- Opening Delimiter -

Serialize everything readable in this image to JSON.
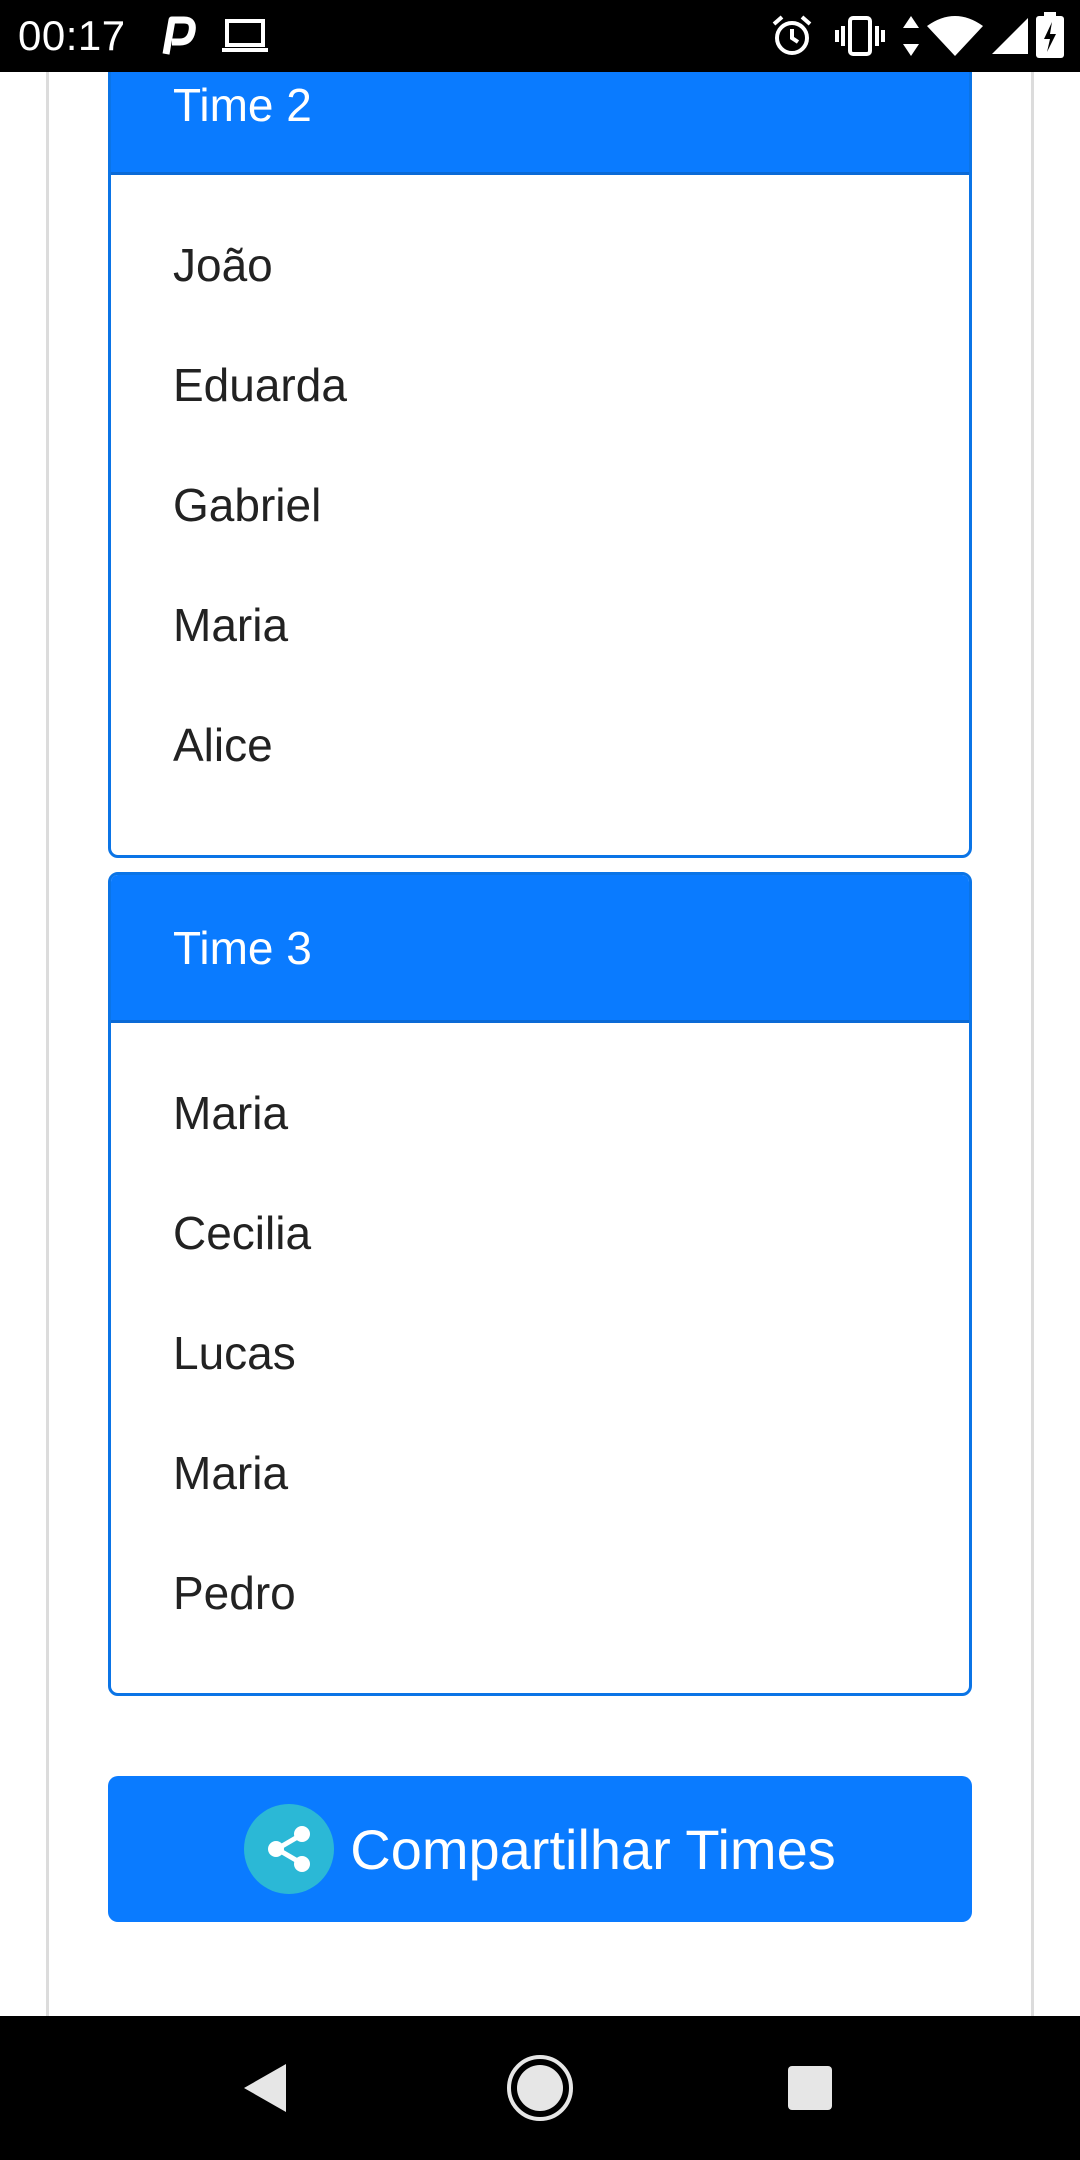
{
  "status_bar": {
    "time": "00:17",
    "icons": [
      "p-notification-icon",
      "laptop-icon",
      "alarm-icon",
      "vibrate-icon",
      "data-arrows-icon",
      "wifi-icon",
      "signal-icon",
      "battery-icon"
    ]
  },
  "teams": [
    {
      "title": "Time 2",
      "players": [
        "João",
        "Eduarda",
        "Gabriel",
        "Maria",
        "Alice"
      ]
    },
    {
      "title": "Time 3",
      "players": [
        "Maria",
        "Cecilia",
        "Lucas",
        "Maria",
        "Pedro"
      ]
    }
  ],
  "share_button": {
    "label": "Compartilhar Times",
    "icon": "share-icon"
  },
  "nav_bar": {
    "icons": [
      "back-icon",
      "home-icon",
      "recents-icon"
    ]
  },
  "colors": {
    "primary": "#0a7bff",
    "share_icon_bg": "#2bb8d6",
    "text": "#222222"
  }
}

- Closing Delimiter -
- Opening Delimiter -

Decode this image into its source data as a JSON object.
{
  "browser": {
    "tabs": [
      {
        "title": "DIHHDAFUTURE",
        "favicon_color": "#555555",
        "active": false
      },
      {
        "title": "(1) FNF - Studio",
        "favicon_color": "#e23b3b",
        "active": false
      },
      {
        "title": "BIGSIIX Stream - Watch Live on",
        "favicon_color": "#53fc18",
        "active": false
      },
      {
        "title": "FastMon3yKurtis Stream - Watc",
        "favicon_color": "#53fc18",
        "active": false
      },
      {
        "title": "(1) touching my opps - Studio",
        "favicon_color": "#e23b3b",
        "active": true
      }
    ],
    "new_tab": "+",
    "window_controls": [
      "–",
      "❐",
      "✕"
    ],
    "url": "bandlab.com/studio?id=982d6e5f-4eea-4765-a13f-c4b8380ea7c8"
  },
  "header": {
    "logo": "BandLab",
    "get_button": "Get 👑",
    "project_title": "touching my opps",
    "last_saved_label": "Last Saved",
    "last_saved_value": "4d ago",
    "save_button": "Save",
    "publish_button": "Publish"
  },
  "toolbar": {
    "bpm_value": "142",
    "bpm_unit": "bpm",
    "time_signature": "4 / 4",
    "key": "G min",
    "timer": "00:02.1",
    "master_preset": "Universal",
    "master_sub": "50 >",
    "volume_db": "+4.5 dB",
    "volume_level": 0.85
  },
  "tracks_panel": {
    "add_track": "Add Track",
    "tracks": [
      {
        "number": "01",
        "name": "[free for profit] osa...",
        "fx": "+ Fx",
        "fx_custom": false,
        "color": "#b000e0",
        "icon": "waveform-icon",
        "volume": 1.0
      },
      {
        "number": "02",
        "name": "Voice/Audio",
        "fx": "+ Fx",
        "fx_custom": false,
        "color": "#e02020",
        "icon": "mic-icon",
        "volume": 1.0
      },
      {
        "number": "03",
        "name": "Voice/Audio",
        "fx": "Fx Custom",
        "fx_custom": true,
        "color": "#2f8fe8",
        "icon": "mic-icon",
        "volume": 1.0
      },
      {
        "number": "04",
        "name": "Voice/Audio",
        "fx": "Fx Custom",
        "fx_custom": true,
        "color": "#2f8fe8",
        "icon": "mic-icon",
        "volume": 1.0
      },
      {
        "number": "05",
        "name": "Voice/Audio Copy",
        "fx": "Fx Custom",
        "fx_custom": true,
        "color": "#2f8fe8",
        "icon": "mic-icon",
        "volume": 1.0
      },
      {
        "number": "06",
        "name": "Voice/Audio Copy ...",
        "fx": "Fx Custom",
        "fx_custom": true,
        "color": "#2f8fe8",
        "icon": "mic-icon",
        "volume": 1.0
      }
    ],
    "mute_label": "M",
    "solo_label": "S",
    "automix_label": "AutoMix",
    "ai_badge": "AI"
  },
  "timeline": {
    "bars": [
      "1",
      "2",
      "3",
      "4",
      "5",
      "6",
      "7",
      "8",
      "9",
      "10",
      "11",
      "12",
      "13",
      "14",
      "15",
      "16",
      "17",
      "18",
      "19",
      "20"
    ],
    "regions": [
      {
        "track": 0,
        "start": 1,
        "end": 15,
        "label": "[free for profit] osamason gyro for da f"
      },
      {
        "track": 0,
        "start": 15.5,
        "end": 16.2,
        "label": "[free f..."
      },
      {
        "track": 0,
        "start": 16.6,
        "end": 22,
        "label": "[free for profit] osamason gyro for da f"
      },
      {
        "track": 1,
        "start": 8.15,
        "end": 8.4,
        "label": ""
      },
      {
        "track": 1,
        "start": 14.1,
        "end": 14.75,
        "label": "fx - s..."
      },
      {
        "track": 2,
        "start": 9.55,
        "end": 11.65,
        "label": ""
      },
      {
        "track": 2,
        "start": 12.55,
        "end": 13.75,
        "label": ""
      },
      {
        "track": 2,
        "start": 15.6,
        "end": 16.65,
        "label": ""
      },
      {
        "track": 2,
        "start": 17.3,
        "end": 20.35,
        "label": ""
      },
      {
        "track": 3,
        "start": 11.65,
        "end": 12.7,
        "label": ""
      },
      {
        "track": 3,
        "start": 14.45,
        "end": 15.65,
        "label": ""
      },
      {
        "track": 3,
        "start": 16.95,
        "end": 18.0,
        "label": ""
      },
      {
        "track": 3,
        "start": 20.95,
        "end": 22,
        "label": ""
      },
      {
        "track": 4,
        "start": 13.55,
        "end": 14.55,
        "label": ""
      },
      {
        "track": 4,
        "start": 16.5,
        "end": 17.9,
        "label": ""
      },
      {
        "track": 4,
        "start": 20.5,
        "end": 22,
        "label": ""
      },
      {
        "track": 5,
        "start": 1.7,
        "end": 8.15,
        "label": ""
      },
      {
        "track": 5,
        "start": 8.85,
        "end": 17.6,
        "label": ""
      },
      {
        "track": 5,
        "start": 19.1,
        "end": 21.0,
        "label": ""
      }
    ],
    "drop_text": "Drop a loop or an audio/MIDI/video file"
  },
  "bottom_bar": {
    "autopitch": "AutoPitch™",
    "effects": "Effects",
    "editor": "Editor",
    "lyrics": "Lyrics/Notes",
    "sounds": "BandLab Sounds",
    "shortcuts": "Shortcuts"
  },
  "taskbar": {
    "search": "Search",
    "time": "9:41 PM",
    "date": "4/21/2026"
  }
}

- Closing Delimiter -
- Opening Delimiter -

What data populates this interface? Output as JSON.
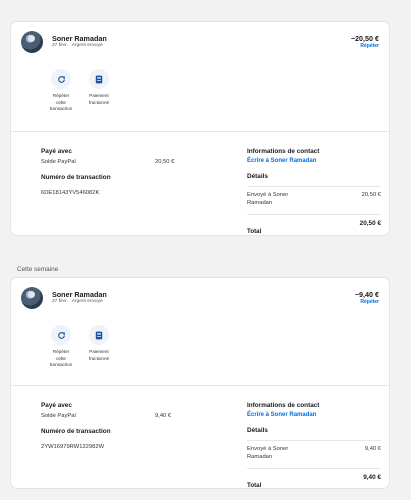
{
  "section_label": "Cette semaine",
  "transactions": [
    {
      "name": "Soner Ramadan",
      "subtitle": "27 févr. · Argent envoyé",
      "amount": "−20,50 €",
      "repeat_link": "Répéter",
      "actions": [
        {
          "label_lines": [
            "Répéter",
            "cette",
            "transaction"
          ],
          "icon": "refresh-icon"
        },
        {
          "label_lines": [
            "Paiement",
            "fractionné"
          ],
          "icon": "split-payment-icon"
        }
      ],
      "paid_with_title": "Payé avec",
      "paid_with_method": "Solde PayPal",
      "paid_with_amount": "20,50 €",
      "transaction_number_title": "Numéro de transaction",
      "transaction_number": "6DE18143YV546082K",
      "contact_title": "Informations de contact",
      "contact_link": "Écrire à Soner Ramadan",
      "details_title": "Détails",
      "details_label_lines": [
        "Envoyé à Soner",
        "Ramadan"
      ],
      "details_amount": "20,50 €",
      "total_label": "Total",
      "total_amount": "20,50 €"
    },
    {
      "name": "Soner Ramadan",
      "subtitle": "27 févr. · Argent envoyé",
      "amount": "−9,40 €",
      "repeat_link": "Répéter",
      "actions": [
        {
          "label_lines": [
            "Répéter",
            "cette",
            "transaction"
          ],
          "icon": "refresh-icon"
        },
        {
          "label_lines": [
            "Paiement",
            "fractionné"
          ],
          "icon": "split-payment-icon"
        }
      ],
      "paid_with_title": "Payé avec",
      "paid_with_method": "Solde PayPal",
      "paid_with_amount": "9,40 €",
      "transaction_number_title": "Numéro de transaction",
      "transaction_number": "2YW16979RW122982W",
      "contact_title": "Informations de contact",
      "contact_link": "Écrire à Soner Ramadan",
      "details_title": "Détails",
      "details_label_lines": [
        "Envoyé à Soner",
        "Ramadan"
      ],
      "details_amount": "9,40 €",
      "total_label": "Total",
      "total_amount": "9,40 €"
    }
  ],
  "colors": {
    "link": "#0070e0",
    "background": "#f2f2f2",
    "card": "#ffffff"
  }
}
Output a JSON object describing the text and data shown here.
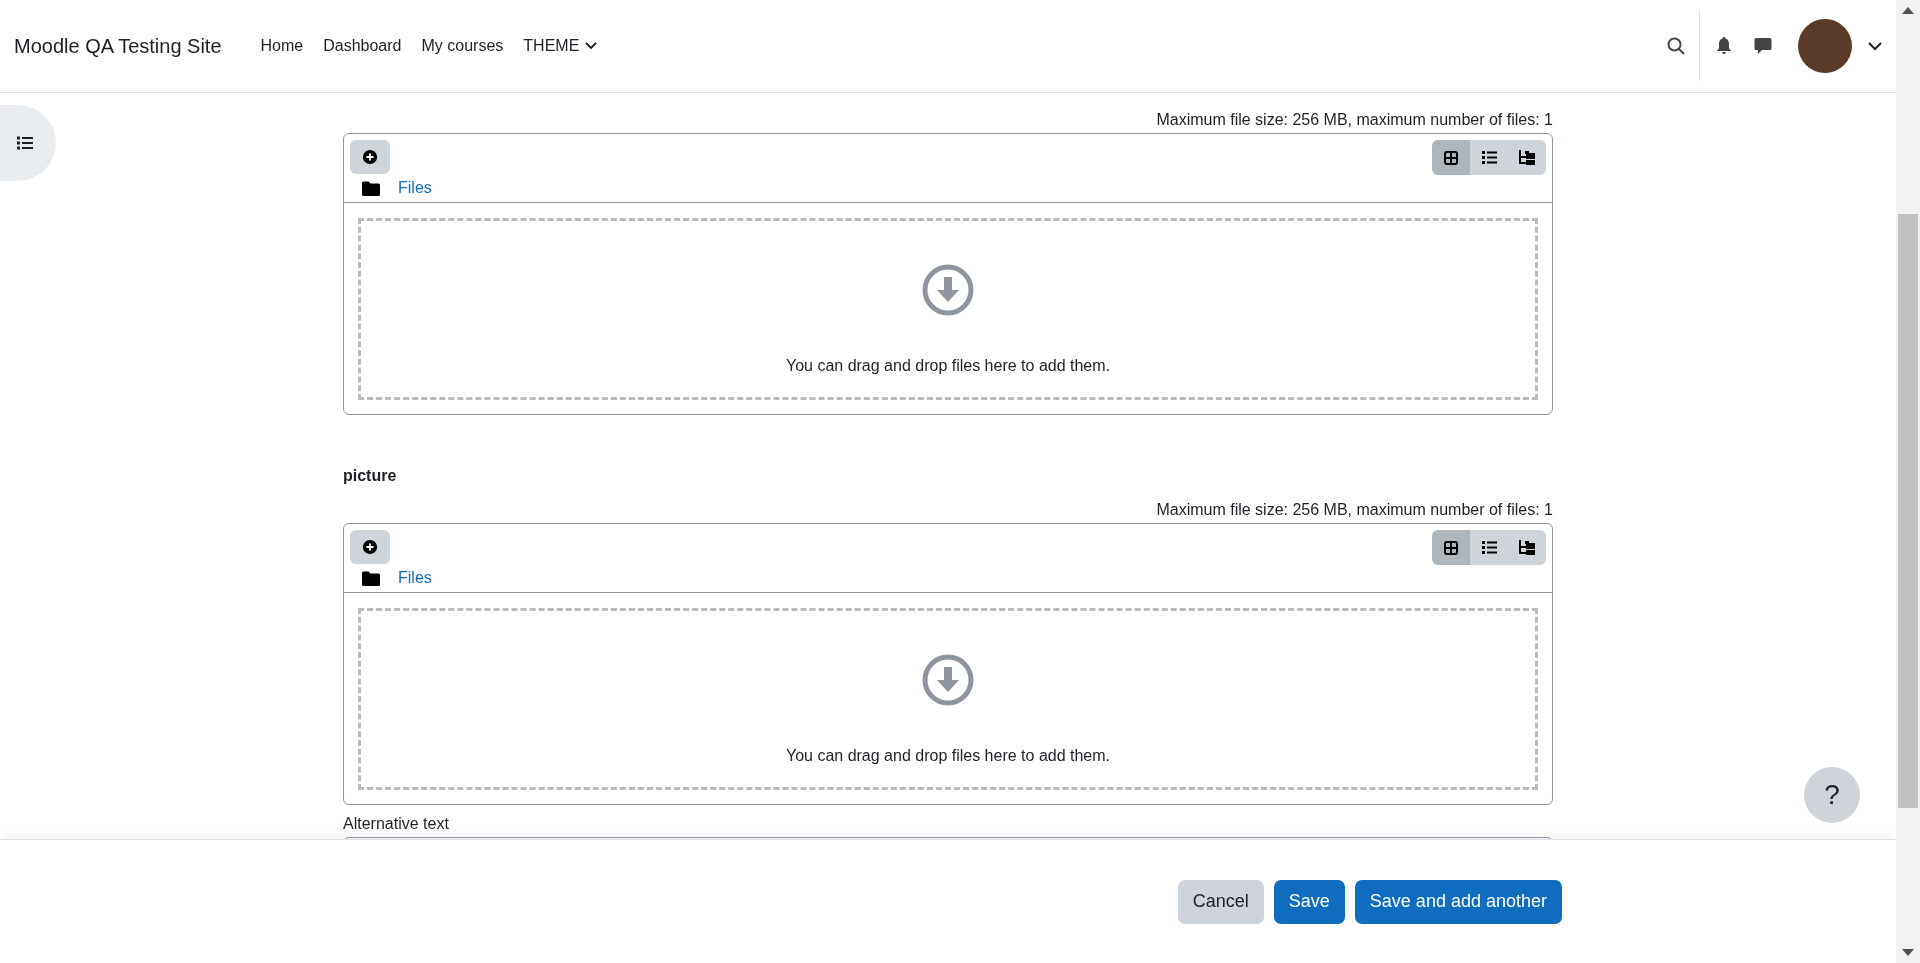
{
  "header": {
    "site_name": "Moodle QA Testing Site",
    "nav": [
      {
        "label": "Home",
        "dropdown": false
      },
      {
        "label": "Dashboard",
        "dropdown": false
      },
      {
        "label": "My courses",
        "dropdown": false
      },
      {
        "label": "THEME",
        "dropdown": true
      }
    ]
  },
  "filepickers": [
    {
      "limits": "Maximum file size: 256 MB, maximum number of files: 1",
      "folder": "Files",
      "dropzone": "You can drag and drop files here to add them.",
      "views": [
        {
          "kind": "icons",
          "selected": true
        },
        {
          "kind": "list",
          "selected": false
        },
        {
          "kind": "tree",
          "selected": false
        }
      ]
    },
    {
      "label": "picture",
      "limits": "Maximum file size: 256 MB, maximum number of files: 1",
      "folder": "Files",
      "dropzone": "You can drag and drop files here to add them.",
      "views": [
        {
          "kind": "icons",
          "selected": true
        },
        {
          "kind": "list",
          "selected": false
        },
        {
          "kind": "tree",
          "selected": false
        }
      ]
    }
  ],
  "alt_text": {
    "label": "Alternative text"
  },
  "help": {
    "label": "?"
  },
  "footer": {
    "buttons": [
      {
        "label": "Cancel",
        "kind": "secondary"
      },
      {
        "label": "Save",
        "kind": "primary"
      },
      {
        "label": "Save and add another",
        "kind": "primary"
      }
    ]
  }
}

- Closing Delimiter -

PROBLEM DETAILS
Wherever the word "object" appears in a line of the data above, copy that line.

WRITTEN ANSWER
Decode this image into its source data as a JSON object.
Output a JSON object describing the text and data shown here.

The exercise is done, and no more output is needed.